Chromium Reacts with Sulphuric Acid:
Chromium reacts with sulphuric acid to give chromium sulphate and hydrogen. The sulphuric acid must be a diluted solution.
Cr + H2SO4 → CrSO4 + H2
Chromium was first discovered in the year 1797 by a French Chemist named Louis Nicolas Vauquelin.
The name means colour as the chromium element comes in different colours. Chromium, the word, has been derived from a Greek word "Chroma".
The Cr element is not found in free metal form.
Each year about 20,000 tons of chromium is produced every year.
The chromium electronic configuration gives the 4 natural isotopes.
Stones of ruby and emerald contain traces of chromium.
The most basic use of chromium is that it is used in the production of stainless steel. Chromium has anti-rusting properties which makes it suitable for being used in the production of stainless steel. Mostly all types of steel have a minimum chromium content of 10-11%.
Considered to be the hardest metal present in nature, chromium is even stronger than iron, tungsten and titanium. In spite of this, the Cr element is very brittle. It can break into pieces and crumble easily if not handled properly.
1. Why is Chromium Dangerous for the Human Body?
The human body can be exposed to the Cr element through breathing, drinking, eating or even through skin contact. Usually, the level of air and water that contains chromium is low. But contaminated water may often contain large traces of chromium, consumption of which may cause toxic imbalances in the body. Chromium (III) is essential for nutrition in the human body but too much uptake of the element can cause severe skin rashes. Furthermore, Chromium (IV) is a health hazard for people working in the steel industry. People smoking tobacco are also highly exposed to the harmful effects of chromium.
2. What are the Health Benefits of Chromium?
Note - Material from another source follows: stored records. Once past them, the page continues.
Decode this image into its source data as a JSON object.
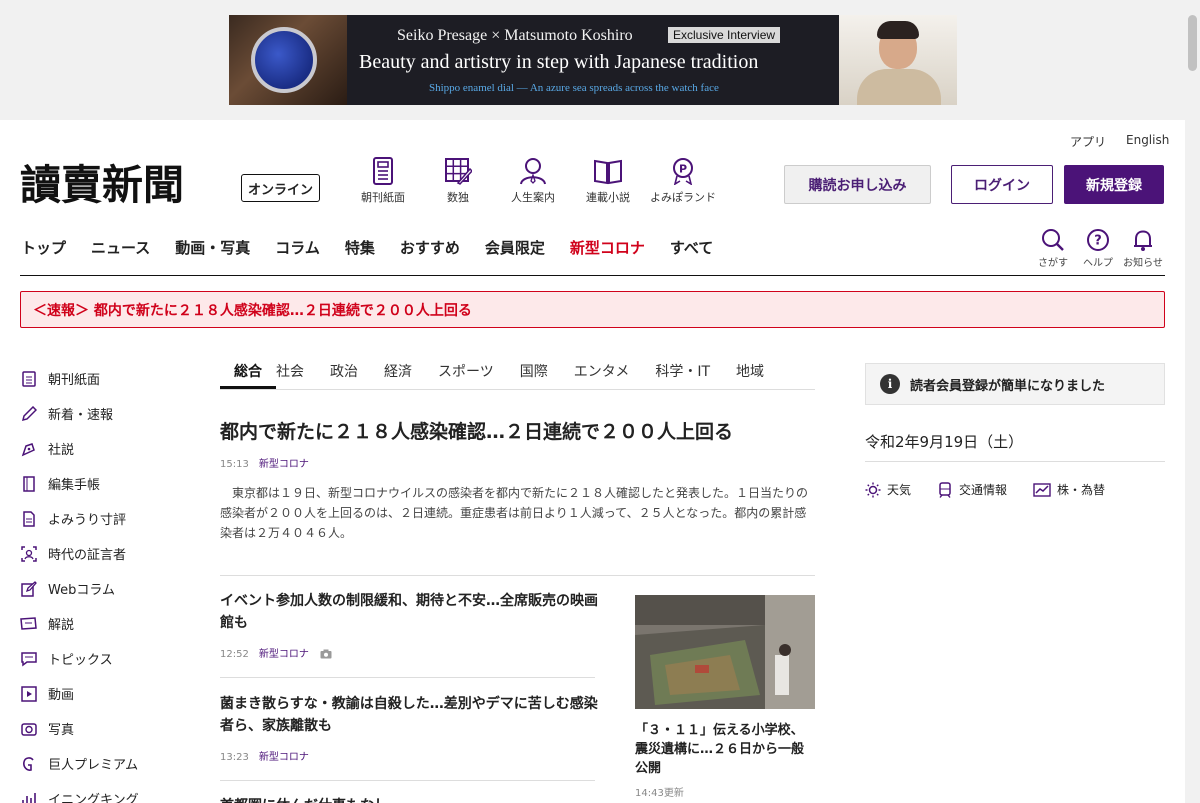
{
  "ad": {
    "line1": "Seiko Presage × Matsumoto Koshiro",
    "badge": "Exclusive Interview",
    "line2": "Beauty and artistry  in step with Japanese tradition",
    "line3": "Shippo enamel dial — An azure sea spreads across the watch face"
  },
  "header": {
    "util": [
      "アプリ",
      "English"
    ],
    "logo": "讀賣新聞",
    "online_badge": "オンライン",
    "icons": [
      {
        "label": "朝刊紙面",
        "icon": "newspaper-icon"
      },
      {
        "label": "数独",
        "icon": "sudoku-icon"
      },
      {
        "label": "人生案内",
        "icon": "person-icon"
      },
      {
        "label": "連載小説",
        "icon": "book-icon"
      },
      {
        "label": "よみぽランド",
        "icon": "points-icon"
      }
    ],
    "subscribe": "購読お申し込み",
    "login": "ログイン",
    "register": "新規登録"
  },
  "nav": {
    "items": [
      "トップ",
      "ニュース",
      "動画・写真",
      "コラム",
      "特集",
      "おすすめ",
      "会員限定",
      "新型コロナ",
      "すべて"
    ],
    "tools": [
      {
        "label": "さがす",
        "icon": "search-icon"
      },
      {
        "label": "ヘルプ",
        "icon": "help-icon"
      },
      {
        "label": "お知らせ",
        "icon": "bell-icon"
      }
    ]
  },
  "breaking": "＜速報＞ 都内で新たに２１８人感染確認…２日連続で２００人上回る",
  "sidebar": {
    "items": [
      {
        "label": "朝刊紙面",
        "icon": "newspaper-icon"
      },
      {
        "label": "新着・速報",
        "icon": "pencil-icon"
      },
      {
        "label": "社説",
        "icon": "pen-nib-icon"
      },
      {
        "label": "編集手帳",
        "icon": "notebook-icon"
      },
      {
        "label": "よみうり寸評",
        "icon": "document-icon"
      },
      {
        "label": "時代の証言者",
        "icon": "portrait-icon"
      },
      {
        "label": "Webコラム",
        "icon": "edit-icon"
      },
      {
        "label": "解説",
        "icon": "screen-icon"
      },
      {
        "label": "トピックス",
        "icon": "chat-icon"
      },
      {
        "label": "動画",
        "icon": "play-icon"
      },
      {
        "label": "写真",
        "icon": "camera-icon"
      },
      {
        "label": "巨人プレミアム",
        "icon": "giants-icon"
      },
      {
        "label": "イニングキング",
        "icon": "chart-icon"
      }
    ]
  },
  "tabs": [
    "総合",
    "社会",
    "政治",
    "経済",
    "スポーツ",
    "国際",
    "エンタメ",
    "科学・IT",
    "地域"
  ],
  "top_story": {
    "headline": "都内で新たに２１８人感染確認…２日連続で２００人上回る",
    "time": "15:13",
    "category": "新型コロナ",
    "lead": "　東京都は１９日、新型コロナウイルスの感染者を都内で新たに２１８人確認したと発表した。１日当たりの感染者が２００人を上回るのは、２日連続。重症患者は前日より１人減って、２５人となった。都内の累計感染者は２万４０４６人。"
  },
  "articles": [
    {
      "title": "イベント参加人数の制限緩和、期待と不安…全席販売の映画館も",
      "time": "12:52",
      "category": "新型コロナ",
      "has_photo": true
    },
    {
      "title": "菌まき散らすな・教諭は自殺した…差別やデマに苦しむ感染者ら、家族離散も",
      "time": "13:23",
      "category": "新型コロナ",
      "has_photo": false
    },
    {
      "title": "首都圏に休んだ仕事もなし…",
      "time": "",
      "category": "",
      "has_photo": false
    }
  ],
  "photo_story": {
    "caption": "「３・１１」伝える小学校、震災遺構に…２６日から一般公開",
    "time": "14:43更新"
  },
  "right": {
    "notice": "読者会員登録が簡単になりました",
    "date": "令和2年9月19日（土）",
    "quick": [
      {
        "label": "天気",
        "icon": "sun-icon"
      },
      {
        "label": "交通情報",
        "icon": "train-icon"
      },
      {
        "label": "株・為替",
        "icon": "stock-chart-icon"
      }
    ]
  },
  "colors": {
    "brand": "#4b1378",
    "alert": "#d0021b",
    "alert_bg": "#fde9ea"
  }
}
Studies show that intake of chromium results in an increase in muscle strength and weight loss. Other experts have also suggested that supplements of chromium help in the control of diabetes, reduces blood sugar level and also improves the body structure. But some of these benefits of chromium come with several side effects too. People have reported to experience headaches, vertigo, weak muscle composure, upset stomach and discomfort. A few good sources of chromium are broccoli, potatoes, beans, grape juice and turkey. The potatoes if served in the mashed form will give better exposure to chromium. Dairy products do not contain any chromium.